====== DATA EXTRACTS

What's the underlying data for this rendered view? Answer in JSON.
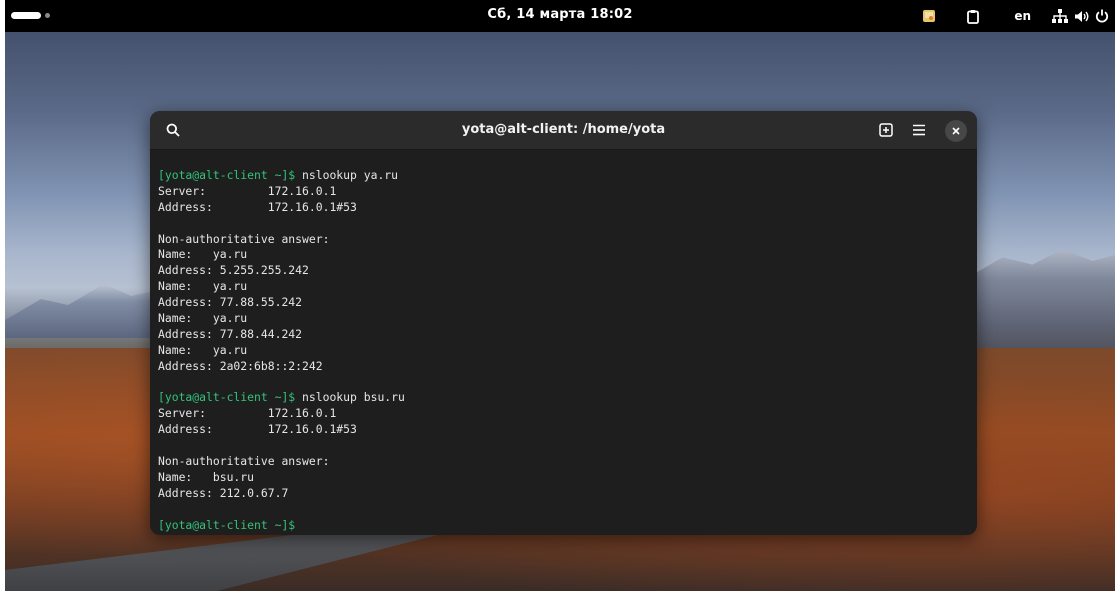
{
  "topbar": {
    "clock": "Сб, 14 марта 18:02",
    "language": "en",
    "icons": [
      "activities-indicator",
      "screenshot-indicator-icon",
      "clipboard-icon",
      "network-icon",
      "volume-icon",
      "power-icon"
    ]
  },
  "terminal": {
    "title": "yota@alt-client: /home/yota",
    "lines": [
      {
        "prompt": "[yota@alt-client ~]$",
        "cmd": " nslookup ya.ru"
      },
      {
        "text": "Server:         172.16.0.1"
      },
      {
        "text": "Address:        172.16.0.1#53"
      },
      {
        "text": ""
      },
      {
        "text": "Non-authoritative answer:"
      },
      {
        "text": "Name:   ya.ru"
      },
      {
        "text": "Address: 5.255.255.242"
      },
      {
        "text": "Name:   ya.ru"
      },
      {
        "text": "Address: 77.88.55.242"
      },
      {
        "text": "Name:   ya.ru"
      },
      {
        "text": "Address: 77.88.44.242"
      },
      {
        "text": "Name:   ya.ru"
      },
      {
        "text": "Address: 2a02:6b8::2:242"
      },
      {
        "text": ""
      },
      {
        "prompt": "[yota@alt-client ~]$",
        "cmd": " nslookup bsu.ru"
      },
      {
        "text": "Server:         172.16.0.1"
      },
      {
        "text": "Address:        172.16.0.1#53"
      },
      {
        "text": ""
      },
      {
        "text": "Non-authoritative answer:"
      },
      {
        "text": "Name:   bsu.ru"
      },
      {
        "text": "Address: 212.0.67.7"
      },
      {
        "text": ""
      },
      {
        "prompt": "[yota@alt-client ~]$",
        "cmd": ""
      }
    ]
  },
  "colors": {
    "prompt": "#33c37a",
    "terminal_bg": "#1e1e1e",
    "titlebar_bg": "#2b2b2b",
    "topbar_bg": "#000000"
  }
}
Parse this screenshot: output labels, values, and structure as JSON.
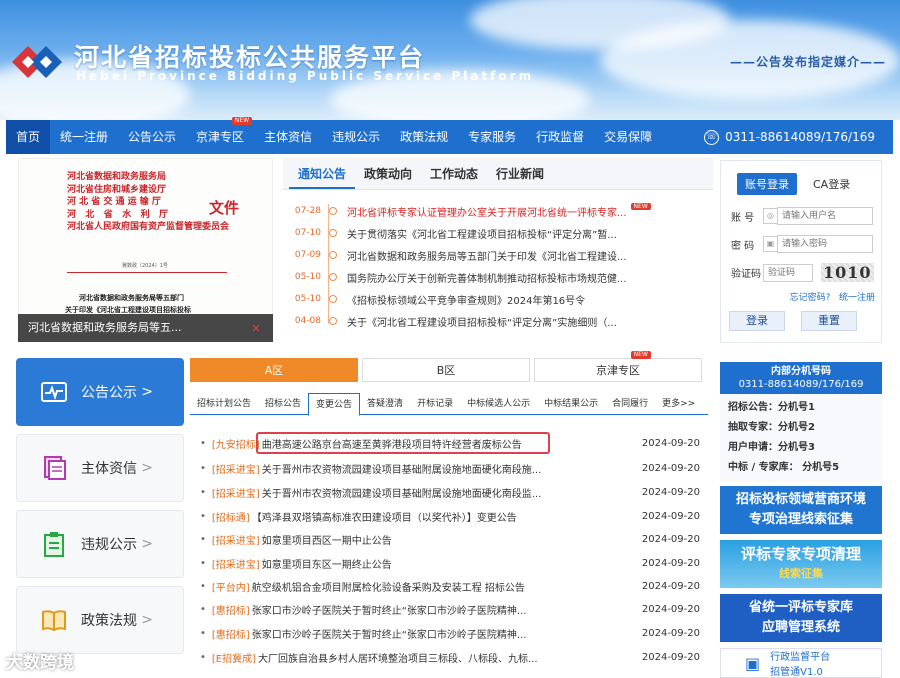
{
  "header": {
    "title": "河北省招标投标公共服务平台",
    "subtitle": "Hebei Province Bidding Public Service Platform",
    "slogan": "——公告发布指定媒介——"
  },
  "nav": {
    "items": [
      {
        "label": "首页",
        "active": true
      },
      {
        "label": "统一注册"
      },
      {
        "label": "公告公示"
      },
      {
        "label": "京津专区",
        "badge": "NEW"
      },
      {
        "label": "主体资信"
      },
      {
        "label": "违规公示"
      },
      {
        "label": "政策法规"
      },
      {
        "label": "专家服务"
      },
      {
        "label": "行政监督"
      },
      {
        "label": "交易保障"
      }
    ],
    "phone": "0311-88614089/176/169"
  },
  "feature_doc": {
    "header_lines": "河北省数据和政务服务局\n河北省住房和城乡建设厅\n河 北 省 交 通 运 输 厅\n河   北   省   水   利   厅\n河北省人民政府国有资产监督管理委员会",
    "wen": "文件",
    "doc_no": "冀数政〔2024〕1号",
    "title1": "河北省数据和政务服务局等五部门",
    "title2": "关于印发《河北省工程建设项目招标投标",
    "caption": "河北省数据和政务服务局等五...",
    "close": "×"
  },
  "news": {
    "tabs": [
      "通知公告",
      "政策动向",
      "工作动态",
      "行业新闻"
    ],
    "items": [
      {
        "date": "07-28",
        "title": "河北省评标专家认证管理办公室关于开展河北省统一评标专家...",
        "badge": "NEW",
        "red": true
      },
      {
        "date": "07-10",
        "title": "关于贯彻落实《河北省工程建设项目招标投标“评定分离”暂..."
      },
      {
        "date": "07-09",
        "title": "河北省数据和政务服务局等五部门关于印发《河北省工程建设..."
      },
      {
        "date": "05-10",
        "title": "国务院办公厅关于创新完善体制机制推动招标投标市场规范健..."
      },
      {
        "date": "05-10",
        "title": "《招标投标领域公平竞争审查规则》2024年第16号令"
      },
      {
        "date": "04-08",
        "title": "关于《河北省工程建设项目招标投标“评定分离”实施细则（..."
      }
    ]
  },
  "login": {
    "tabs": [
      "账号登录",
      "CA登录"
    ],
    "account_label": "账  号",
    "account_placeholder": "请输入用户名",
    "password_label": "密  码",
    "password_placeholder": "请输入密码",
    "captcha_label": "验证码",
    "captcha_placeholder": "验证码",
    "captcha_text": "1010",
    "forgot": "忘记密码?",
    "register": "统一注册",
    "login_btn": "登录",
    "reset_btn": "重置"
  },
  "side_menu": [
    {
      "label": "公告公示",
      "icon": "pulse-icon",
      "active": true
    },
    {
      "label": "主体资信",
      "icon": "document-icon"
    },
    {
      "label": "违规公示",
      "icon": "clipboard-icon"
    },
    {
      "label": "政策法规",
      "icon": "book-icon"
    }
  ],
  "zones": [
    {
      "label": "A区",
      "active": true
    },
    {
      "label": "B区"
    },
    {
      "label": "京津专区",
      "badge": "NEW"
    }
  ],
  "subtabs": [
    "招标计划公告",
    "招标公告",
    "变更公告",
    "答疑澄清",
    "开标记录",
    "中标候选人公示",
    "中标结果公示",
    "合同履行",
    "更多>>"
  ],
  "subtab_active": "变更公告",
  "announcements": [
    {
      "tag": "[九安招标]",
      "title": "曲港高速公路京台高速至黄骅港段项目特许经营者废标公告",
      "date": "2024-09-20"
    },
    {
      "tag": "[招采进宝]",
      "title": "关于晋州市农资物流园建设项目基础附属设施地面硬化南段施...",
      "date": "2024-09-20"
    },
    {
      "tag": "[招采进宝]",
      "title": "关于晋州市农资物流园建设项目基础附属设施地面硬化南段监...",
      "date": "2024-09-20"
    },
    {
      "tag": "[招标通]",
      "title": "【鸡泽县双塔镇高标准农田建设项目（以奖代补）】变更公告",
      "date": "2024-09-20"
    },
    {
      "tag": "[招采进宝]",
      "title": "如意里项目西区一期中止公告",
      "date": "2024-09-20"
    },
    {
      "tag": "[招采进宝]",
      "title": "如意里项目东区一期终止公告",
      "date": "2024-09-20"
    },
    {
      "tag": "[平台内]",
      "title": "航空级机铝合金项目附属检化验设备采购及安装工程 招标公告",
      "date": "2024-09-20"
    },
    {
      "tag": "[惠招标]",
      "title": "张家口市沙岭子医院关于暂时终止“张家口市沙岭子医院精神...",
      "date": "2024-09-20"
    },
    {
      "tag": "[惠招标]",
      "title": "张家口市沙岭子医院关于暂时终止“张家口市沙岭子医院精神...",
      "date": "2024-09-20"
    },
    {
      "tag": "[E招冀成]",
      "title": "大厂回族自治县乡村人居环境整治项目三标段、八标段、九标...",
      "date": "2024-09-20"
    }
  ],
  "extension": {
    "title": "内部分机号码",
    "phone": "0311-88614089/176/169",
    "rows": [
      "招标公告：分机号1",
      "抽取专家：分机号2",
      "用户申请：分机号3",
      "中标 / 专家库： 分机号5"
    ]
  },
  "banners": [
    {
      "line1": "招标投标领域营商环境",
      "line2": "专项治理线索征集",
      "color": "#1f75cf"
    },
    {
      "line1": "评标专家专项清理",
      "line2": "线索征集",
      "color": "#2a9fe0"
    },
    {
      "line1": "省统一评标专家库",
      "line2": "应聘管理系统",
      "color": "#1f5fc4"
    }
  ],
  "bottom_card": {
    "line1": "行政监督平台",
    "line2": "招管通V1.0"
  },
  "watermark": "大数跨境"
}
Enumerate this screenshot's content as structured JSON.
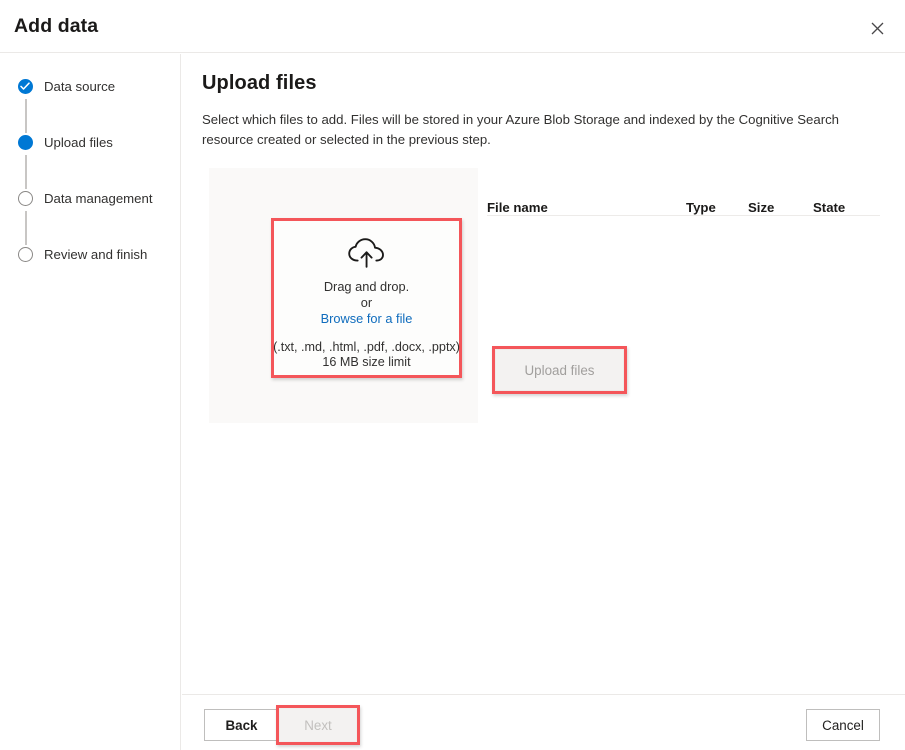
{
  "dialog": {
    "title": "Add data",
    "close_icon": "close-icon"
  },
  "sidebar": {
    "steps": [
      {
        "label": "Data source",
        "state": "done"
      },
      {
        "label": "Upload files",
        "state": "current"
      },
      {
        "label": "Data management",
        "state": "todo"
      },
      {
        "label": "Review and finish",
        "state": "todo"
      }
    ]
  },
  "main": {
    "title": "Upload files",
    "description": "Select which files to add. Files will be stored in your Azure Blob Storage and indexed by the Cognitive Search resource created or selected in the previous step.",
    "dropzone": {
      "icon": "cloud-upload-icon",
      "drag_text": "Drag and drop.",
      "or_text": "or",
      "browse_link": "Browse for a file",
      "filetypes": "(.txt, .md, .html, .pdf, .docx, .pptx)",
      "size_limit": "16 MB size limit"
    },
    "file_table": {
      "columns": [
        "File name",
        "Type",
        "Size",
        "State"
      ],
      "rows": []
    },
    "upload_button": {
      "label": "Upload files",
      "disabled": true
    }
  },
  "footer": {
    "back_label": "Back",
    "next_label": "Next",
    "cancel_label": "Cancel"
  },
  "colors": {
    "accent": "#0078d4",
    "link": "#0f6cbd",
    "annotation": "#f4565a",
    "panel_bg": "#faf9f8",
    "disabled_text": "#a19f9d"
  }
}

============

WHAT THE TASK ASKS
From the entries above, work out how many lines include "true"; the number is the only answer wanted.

RESPONSE TO THIS TASK
5